Berkeley activist: No, "fascists" don't have a right to speak in public

A top-notch “bop-bag segment” from last night’s Tucker Carlson show, executed with the guest’s enthusiastic participation to demonstrate just how illiberal far-left liberalism is. The meat of this one comes in the middle when Carlson presses her on whether an alt-righter like Milo Yiannopoulos should have the right to speak in public. No, she finally concedes — with something of a novel theory as these things go. Normally the argument for shutting down right-wing speakers is that they’re committing rhetorical “violence” with their opinions, such that the left is entitled to defend itself with actual violence and intimidation. This woman’s theory is that alt-right speech, at least in a campus setting, is actually an attempt at recruitment, and therefore it must be tamped down in the name of keeping a dangerous fascist movement from growing. All political speech is a form of recruitment, though; essentially she’s complaining that Yiannopoulos might actually persuade members of his audience if they’re allowed to freely listen to him, and so of course they shouldn’t be. Rarely do you hear a defense of the “heckler’s veto” stated as forthrightly as that: You’re too susceptible to speaker X, but luckily progressive America is here to make sure his words never contaminate your ears. I wonder how many extra book sales Yiannopoulos will owe to people like this helping to make his work the height of right-wing radical chic.

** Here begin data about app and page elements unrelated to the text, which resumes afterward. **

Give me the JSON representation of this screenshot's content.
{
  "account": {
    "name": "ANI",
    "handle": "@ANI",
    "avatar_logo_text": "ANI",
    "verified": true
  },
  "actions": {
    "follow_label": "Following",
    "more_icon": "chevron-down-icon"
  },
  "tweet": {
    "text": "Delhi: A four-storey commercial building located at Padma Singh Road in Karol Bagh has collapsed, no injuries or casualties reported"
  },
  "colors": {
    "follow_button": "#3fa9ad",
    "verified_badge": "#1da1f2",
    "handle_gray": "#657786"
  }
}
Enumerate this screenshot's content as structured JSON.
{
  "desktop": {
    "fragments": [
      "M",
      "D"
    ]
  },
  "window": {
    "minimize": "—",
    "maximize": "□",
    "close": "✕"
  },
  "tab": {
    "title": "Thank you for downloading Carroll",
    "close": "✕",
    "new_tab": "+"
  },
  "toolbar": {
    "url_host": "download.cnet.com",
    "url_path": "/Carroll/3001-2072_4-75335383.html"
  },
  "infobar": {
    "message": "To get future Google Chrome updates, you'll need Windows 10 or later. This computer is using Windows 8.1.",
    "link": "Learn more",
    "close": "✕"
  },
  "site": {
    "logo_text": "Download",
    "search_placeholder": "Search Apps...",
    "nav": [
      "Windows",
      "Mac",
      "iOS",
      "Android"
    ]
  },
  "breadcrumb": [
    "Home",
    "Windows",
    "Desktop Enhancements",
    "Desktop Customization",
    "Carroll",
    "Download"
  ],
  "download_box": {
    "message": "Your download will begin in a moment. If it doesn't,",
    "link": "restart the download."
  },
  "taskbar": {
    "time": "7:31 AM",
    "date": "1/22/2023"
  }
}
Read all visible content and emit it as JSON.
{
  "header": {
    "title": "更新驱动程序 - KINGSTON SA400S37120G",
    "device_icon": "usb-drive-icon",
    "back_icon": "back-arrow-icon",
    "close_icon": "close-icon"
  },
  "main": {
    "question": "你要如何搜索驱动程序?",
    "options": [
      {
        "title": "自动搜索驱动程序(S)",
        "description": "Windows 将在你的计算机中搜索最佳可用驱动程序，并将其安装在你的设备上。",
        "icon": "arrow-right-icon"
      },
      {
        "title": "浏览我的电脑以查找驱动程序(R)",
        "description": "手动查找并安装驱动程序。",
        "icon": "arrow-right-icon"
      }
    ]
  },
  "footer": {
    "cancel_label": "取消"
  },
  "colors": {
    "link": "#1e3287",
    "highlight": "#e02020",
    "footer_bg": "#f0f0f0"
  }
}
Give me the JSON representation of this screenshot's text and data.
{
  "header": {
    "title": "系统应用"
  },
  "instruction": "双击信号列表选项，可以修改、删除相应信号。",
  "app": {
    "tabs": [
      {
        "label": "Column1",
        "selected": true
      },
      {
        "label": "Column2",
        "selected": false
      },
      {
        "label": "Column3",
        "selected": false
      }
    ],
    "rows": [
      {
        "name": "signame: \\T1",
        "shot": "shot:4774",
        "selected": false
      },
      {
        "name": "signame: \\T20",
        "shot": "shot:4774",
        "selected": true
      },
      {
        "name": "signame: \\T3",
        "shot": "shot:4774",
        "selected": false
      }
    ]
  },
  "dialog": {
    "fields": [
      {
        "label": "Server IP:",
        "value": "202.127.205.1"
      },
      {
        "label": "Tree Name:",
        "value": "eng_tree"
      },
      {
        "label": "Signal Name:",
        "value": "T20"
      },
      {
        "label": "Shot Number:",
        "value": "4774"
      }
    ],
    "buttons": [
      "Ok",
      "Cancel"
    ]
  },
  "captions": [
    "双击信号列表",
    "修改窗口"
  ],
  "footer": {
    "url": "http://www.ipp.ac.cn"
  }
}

Exit question via WaPo: Is Berkeley actually looking for the rioters who shut down Yiannopoulos’s speech or is that just something they’re telling the press to make it seem like they care, kinda sorta, about free speech?